Joey Elliott did what no Purdue quarterback since Bob Griese had done at Michigan Stadium.
Elliott threw for a career-high 367 yards and two touchdowns and ran for another, leading Purdue to a 38-36 comeback win over the Wolverines for its first win at the Big House since Griese did it in 1966.
"He's an Evansville (Ind.) native, just like myself," Elliott said with a grin.
While the Boilermakers were smiling, the Wolverines were crying because their 4-0 start might turn into a 5-7 flop.
"Anytime you invest so much time and effort into something, you're bound to cry," Michigan punter Zoltan Mesko said.
Michigan coach Rich Rodriguez got very emotional after his news conference when retiring athletic director Bill Martin tried to share him some encouraging words.
The Boilermakers (4-6, 3-3 Big Ten) trailed 24-10 at halftime. The Wolverines collapsed in the third quarter again, allowing 21 points for the second week in a row.
Purdue took the lead for good with on Elliott's 54-yard pass to wide-open receiver Cortez Smith with 5:04 left in the third, one play after surprising Michigan with an onside kick.
"We had that play greased up all season long, but never used it," coach Danny Hope said. "You have to wait for the right moment."
Michigan (5-5, 1-5) pulled within two points with 2:10 to go on Brandon Minor's third TD, but Tate Forcier was sacked on a 2-point conversion it was forced to attempt because of a missed extra point.
Purdue recovered the onside kick, punted and held on to end its 11-game road losing streak that was tied with Utah State for the longest active skid on the road. The Boilermakers, who beat Michigan and Ohio State in the same season since 2000, can rally to a bowl bid from a 1-5 start if they close with wins against Michigan State and at Indiana.
"It's huge for our football team," Hope said.
The loss might prove to be devastating for Michigan, which is in danger of going two straight seasons without a bowl for the first time since the 1973-74 seasons.
"The season is not over," Rodriguez said.

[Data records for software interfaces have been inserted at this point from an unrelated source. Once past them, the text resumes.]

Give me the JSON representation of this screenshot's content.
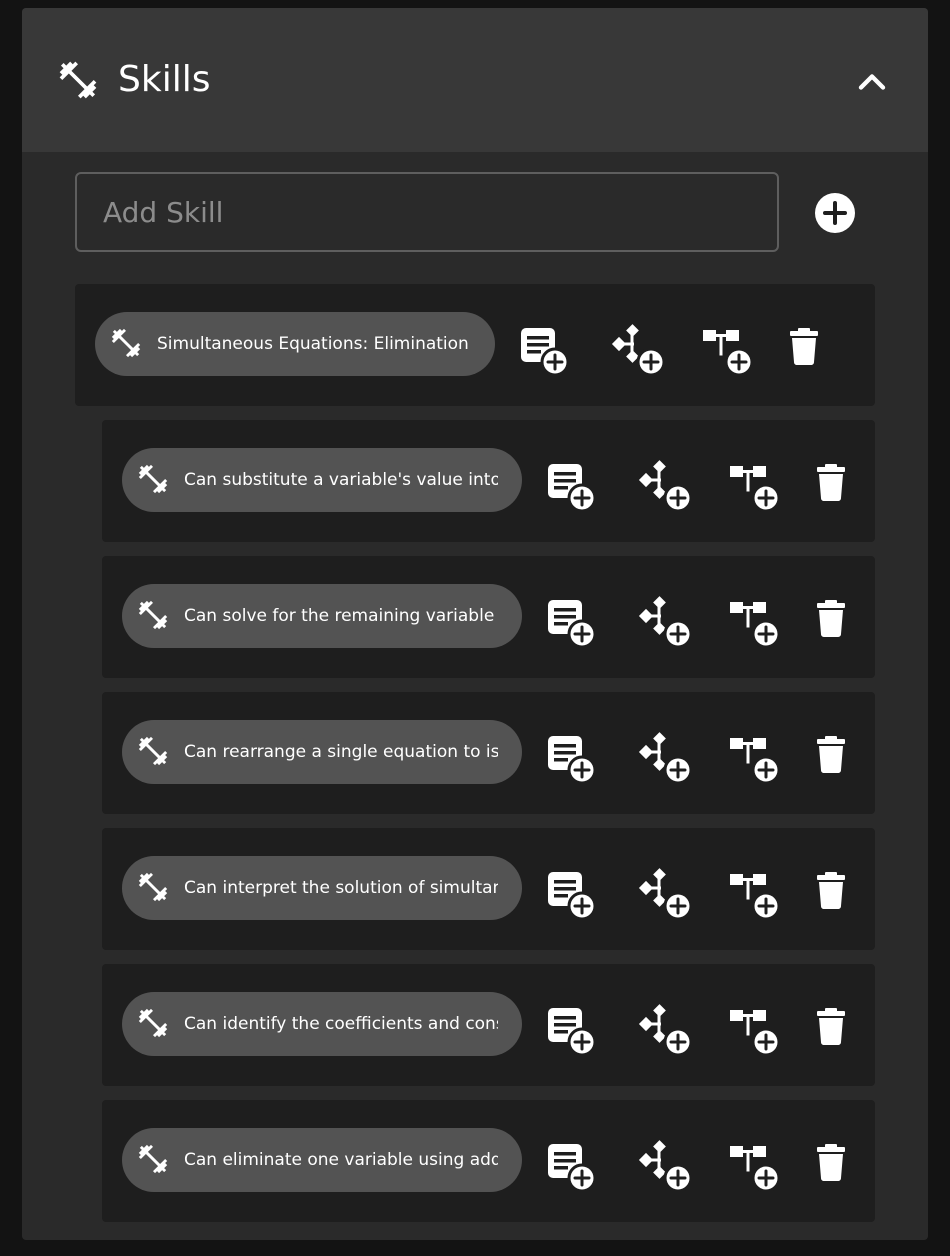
{
  "section": {
    "title": "Skills",
    "header_icon": "dumbbell-icon",
    "collapse_icon": "chevron-up-icon"
  },
  "add_skill": {
    "placeholder": "Add Skill",
    "value": "",
    "button_icon": "plus-circle-icon"
  },
  "actions": [
    {
      "name": "add-note",
      "icon": "note-add-icon"
    },
    {
      "name": "add-connection",
      "icon": "connection-add-icon"
    },
    {
      "name": "add-hierarchy",
      "icon": "hierarchy-add-icon"
    },
    {
      "name": "delete",
      "icon": "trash-icon"
    }
  ],
  "parent_skill": {
    "label": "Simultaneous Equations: Elimination"
  },
  "sub_skills": [
    {
      "label": "Can substitute a variable's value into an equation"
    },
    {
      "label": "Can solve for the remaining variable after elimination"
    },
    {
      "label": "Can rearrange a single equation to isolate a variable"
    },
    {
      "label": "Can interpret the solution of simultaneous equations"
    },
    {
      "label": "Can identify the coefficients and constants"
    },
    {
      "label": "Can eliminate one variable using addition or subtraction"
    }
  ],
  "colors": {
    "background": "#131313",
    "panel": "#2a2a2a",
    "header": "#383838",
    "card": "#1e1e1e",
    "chip": "#535353",
    "icon": "#ffffff"
  }
}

It will be finished if the Wolverines don't win at Wisconsin or against Ohio State at home.
"We can handle this mentally," Minor insisted. "I don't think none of us need to see Dr. Phil or Oprah."
Rodriguez, though, probably could use somebody to talk to about his frustrations.
He endured a school-record nine losses last year in his debut season with college football's winningest program.
This season started strong, but might end awfully and potentially could be compounded by more problems. The NCAA is investigating the Wolverines to find out if they violated rules regarding practice hours and offseason workouts.
Rodriguez is focused on Michigan's many on-the-field challenges, none of which he says can be corrected overnight.
"I don't have a magic wand," he said.
Rodriguez would need one to fix his defense.
In the past three games, the Wolverines have been outscored 75-12 in the second half by Purdue, Illinois and Penn State.
"It's embarrassing," Michigan defensive end Brandon Graham said. "But we know we're better than that. We're just trying to prove it."
Forcier showed he could win as a freshman in September, but he and the Wolverines are 1-5 since going undefeated in the first month.
He threw a TD pass and ran for a score, but fumbled on an option pitch that Purdue recovered early in the second half to sparked its comeback.
"It hurts," Forcier said. "I've never lost this many games in my life. It's going to be my job to get this team back to play like it did before."